### TASK STATEMENT
Please check every line of the listing for "this" and copy each line where it is found.

### INPUT MATERIAL
§ §
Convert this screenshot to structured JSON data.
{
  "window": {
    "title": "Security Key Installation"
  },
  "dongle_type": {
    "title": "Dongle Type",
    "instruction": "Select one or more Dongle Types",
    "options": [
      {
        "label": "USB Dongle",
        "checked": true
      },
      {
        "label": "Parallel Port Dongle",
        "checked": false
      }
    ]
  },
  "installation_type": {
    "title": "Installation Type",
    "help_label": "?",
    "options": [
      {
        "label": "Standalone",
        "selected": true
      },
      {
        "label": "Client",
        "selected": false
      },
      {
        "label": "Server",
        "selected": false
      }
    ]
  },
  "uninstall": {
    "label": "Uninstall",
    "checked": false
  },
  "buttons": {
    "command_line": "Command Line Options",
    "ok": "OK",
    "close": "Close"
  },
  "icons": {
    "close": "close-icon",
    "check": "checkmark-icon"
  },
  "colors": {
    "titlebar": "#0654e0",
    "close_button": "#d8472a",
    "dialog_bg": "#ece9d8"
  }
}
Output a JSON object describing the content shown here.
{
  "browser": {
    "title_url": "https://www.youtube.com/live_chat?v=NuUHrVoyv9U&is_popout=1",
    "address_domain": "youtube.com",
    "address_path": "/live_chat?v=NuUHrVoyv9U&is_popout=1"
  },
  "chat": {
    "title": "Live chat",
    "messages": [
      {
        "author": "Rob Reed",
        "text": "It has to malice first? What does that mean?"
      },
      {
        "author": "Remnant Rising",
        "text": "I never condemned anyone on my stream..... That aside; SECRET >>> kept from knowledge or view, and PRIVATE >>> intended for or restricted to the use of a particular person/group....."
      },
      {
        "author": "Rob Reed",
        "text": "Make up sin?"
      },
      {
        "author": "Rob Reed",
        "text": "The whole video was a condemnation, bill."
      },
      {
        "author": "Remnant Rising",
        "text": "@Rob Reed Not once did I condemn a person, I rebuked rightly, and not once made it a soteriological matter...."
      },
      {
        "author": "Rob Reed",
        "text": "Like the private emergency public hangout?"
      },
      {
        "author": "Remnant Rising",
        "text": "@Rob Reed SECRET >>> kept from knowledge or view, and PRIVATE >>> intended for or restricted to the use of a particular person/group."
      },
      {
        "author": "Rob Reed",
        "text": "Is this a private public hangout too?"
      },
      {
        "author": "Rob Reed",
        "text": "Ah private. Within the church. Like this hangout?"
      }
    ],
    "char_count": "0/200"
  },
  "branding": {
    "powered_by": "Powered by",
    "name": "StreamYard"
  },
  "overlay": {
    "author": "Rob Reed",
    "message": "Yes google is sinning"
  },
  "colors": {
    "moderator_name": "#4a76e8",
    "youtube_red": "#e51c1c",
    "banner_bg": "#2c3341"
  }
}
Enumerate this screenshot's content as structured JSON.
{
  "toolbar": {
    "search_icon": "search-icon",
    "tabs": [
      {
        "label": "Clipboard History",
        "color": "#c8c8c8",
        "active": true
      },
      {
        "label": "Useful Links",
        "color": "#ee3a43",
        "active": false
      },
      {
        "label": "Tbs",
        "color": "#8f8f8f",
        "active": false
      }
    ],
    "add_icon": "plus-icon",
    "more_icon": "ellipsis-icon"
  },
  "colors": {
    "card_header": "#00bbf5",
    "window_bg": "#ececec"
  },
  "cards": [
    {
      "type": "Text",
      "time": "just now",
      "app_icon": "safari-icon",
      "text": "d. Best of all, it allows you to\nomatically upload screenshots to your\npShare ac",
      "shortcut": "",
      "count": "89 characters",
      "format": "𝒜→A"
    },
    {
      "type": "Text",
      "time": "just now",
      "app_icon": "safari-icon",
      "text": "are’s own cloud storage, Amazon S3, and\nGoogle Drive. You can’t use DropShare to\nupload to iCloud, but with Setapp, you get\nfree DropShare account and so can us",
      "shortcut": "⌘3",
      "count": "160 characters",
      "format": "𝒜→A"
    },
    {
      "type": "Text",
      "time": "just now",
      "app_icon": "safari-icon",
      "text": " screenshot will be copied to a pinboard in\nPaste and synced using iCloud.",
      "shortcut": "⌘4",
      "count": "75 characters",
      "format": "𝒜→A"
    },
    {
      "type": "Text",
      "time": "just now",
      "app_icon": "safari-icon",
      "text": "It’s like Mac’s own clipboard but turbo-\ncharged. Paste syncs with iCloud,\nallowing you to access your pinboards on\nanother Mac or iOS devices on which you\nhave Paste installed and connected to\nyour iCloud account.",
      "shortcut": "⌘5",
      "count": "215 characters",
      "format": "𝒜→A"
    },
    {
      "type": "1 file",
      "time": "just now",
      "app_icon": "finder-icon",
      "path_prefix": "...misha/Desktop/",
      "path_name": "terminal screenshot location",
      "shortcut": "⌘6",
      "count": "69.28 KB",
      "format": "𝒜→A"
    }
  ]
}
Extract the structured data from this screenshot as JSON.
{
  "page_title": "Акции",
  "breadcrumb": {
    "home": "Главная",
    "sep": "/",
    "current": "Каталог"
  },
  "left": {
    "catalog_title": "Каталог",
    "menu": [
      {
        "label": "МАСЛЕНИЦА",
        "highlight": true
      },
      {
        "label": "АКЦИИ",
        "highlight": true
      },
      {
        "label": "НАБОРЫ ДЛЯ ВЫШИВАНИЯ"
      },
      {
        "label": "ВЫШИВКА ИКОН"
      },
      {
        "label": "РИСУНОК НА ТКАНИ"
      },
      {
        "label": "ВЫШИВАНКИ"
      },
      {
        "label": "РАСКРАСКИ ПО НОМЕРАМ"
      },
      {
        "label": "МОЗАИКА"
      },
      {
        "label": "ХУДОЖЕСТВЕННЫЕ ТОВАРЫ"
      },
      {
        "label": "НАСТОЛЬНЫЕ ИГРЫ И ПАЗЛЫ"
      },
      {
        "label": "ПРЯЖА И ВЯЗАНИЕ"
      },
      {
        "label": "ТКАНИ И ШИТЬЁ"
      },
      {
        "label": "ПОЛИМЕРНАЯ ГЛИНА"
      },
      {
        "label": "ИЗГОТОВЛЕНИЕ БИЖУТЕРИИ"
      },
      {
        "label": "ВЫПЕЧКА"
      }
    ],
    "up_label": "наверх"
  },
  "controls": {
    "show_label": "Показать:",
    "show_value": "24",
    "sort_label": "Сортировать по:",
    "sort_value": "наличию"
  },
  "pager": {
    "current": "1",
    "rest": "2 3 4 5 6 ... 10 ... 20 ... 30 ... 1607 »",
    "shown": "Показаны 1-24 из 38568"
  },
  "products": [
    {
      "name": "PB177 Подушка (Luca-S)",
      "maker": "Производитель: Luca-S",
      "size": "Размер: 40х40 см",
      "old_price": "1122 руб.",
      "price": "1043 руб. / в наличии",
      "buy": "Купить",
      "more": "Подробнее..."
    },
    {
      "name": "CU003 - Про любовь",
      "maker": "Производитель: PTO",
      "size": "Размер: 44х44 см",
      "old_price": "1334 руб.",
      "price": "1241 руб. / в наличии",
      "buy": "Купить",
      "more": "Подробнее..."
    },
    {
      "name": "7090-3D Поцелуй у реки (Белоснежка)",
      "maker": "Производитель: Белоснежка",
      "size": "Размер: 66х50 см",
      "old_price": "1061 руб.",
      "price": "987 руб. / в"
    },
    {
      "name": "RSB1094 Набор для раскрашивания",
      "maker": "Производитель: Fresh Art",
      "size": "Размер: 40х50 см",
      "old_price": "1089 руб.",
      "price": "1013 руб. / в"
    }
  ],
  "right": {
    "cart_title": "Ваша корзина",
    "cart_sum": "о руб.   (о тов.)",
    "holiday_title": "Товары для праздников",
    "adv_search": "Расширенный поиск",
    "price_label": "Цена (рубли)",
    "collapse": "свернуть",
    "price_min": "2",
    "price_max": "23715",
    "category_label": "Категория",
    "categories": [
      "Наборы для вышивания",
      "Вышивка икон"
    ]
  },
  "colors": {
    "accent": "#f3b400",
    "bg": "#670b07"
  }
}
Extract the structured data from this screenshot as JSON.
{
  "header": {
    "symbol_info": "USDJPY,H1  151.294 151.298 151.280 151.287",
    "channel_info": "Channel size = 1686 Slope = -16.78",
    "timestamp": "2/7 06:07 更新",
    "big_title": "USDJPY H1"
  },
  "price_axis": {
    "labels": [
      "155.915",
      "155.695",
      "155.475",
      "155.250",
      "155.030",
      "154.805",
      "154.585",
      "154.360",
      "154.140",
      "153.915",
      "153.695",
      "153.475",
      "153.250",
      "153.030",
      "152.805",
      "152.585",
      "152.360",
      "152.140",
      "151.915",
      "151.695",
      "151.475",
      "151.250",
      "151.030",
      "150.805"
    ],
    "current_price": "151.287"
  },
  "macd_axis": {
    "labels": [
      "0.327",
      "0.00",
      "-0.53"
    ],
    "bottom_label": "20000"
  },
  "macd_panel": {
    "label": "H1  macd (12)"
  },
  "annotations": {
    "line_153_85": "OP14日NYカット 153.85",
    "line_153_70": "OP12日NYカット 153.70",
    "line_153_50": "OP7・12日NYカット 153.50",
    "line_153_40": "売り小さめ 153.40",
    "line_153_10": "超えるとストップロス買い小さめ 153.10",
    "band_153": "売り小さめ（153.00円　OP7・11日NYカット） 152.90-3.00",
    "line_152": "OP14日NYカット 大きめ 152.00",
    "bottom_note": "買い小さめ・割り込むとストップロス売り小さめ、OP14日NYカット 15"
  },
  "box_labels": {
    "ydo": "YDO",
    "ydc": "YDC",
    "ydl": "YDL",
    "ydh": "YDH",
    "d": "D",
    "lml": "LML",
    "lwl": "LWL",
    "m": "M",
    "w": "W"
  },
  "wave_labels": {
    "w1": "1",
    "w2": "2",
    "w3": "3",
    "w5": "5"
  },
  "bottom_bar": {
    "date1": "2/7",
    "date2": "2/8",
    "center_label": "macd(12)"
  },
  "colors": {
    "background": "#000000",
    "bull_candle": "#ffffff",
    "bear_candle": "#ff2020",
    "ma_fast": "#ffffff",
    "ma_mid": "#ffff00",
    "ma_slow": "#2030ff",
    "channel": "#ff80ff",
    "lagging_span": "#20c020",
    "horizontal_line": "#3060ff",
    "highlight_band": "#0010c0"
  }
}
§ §
### EXPECTED ANSWER
Convert this screenshot to structured JSON data.
        "text": "Is this a private public hangout too?"
        "text": "Ah private. Within the church. Like this hangout?"
Enumerate this screenshot's content as structured JSON.
Extract the structured data from this screenshot as JSON.
Extract the structured data from this screenshot as JSON.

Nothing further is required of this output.